Two weeks ago we decided to install moldings throughout our home. If this were a painting project, I would have immediately started scampering around wielding paint chips and constructing and demolishing intricate theories.
Until yesterday, however, I confined my molding-related activity to worried glances at vacant areas where architectural details might take root: doorways, baseboards, and the angle where the walls meet the ceiling. I wanted to make lists, but I didn’t know what I’d write down, or how the list would function. Would it be a series of actions to take? A shopping list? Criteria for design decisions? I had no process for breaking the project down into concrete steps, so for several days my mind scrambled around the problem, looking for purchase.
I needed to have a first step, however arbitrarily chosen, but I was worried about the consequences of any given beginning. Perhaps it would be prudent to start with a budget. That seemed implausible, first, because I have no idea how much moldings will cost, and second because we intend to work incrementally, primarily with money drawn from each paycheck. There’s bound to be an exciting burst of activity in March when I get my annual bonus, but for me “three months” might as well be “three years,” or “three generations.” Unless I’m at work, I find it hard to plan for a project that far in the future. So, no up-front budget.
The philosopher and literary scholar in me feels that I should absolutely master architectural detail, then use that mastery to derive an ideal home moldings package. That approach is both unrealistic and unnecessary. It’s nearly impossible to review existing literature on any topic in one’s spare time. I’m simply not going to do that. More importantly, Ken is already an expert, and it’s redundant for me to bone up, too.
In the end, my very sense of bewilderment gave birth to an appropriate list. I knew that we couldn’t do the entire house at once, so I composed a series of pros and cons for beginning in three of the four main rooms: kitchen, home office, master bedroom. My list for the kitchen looked like this:
- What with cooking, eating, doing dishes and reading the morning paper, we spend a lot of time there.
- It’s a public space, so we can lead oohing and ahhing visitors like my parents through there without the creepiness that attaches to a bedroom tour.
- It’s a work space, and Ken excels at designing beautiful spaces that accommodate my work habits.
- Since my first floor has a quasi-open plan, the room serves two primary functions — cooking and eating — and defining the dining area will be a pleasant challenge.
- In feng shui terms, the area encompasses the finance, fame and marriage areas of the home. Since we’re getting married soon, it seems auspicious to fix up the space.

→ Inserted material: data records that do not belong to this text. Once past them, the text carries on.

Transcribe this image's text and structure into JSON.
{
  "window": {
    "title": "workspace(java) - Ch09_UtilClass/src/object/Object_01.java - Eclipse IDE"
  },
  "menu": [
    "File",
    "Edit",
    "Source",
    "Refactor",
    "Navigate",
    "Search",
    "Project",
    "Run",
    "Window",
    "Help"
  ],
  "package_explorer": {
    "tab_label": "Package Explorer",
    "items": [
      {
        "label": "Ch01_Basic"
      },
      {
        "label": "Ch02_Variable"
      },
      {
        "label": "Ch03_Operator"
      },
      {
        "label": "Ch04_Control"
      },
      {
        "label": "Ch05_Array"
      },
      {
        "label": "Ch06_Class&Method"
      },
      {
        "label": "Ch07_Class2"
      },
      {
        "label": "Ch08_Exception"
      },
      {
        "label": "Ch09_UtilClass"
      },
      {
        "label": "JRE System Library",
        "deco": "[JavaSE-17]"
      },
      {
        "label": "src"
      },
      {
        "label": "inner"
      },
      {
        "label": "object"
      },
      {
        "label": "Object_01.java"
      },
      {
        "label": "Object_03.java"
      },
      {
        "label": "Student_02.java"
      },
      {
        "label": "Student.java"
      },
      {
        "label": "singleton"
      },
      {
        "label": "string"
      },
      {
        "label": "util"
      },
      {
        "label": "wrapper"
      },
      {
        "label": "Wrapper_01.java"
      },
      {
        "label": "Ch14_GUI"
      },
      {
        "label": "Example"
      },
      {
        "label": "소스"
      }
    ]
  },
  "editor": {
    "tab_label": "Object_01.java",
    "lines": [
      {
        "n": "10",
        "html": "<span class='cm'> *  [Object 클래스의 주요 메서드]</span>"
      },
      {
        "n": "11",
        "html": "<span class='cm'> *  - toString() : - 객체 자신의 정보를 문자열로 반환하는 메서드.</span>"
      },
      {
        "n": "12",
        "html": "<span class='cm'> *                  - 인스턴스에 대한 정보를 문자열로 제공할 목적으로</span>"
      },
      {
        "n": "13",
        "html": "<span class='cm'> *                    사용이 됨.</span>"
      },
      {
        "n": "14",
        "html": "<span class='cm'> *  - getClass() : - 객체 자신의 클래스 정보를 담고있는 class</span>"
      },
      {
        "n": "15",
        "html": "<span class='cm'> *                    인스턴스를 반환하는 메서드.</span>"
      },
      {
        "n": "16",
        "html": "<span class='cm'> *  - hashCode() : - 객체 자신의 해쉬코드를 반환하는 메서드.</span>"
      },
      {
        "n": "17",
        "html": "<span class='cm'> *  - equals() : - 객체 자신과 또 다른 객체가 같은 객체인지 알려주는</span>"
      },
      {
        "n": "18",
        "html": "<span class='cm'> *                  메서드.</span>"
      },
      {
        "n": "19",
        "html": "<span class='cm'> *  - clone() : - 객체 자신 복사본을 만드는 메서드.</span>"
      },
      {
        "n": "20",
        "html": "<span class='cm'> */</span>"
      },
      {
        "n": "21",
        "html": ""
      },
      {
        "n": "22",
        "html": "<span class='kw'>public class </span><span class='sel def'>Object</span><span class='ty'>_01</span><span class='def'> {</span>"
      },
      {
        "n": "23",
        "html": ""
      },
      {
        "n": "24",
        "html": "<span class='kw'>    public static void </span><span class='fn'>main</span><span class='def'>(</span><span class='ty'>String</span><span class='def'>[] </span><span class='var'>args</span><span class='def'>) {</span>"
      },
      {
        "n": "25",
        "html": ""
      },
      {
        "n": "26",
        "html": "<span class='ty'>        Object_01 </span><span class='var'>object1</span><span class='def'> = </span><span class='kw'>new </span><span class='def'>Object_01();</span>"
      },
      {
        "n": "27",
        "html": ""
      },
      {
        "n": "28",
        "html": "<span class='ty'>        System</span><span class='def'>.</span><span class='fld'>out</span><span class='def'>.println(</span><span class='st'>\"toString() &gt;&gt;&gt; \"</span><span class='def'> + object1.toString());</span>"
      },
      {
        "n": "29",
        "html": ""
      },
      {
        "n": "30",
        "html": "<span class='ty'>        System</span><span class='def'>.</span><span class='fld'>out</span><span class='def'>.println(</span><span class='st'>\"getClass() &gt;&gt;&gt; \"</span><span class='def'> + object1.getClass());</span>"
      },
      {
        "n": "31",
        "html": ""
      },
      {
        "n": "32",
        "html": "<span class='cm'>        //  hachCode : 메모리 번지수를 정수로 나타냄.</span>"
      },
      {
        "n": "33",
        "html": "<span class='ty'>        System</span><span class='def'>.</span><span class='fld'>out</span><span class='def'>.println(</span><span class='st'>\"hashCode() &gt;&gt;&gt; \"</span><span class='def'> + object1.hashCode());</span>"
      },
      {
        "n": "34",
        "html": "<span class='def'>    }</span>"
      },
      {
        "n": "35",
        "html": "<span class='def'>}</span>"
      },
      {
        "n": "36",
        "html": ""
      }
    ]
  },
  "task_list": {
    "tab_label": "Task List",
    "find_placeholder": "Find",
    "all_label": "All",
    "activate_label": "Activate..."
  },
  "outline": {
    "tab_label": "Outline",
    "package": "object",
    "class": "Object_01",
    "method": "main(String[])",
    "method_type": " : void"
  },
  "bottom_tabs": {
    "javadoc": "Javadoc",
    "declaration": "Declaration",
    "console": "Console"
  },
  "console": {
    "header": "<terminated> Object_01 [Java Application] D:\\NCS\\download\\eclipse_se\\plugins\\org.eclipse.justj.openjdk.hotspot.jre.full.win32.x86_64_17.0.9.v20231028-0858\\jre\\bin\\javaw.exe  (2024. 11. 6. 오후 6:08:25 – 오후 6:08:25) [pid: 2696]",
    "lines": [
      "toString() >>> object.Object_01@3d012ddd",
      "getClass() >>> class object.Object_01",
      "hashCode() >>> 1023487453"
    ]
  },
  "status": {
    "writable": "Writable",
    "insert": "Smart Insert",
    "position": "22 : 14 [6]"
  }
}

- The open floor plan makes it hard to define where the kitchen begins and ends — the temptation is to let the project back up into the entryway, guest bathroom, and living room.
- I’m worried about the expense. People like to spend money on their kitchens, and items from dish towels to appliances are priced accordingly. We will have to fight budget creep at every step.
- The cabinets are cheap and nasty, and may look icky against actual moldings. See #2 above.
- Ken originally insisted on starting with new tile, and I found it daunting to commit to the expense, time and disruption that would entail before beginning our molding project.
- It’s a relatively cluttered space, what with cabinets, vents, lighting fixtures and outlets, and I had no idea how to design moldings around these modern necessities.
When I read this list to Ken, he dismissed Cons three, four and five out of hand. We will hold the line on making any other changes until we have moldings through the whole house. Also, as the finish carpenter, he knows how to adapt our design to the specifics of the space. It’s a mistake to puzzle over details that we can only resolve once the project is underway.
With a little discipline, my first two objections can become reasons to press forward. The kitchen and dining area need architectural detail precisely because the vaguely modernist floor plan leaves rooms ill-defined. The entryway doesn’t just complicate design: it confuses us and our visitors daily with multiple, conflicting cues. As for the expense, I’d like to start formulating principles for reducing budget creep now, while there’s still time. That way we can apply what we learn from the kitchen to other rooms.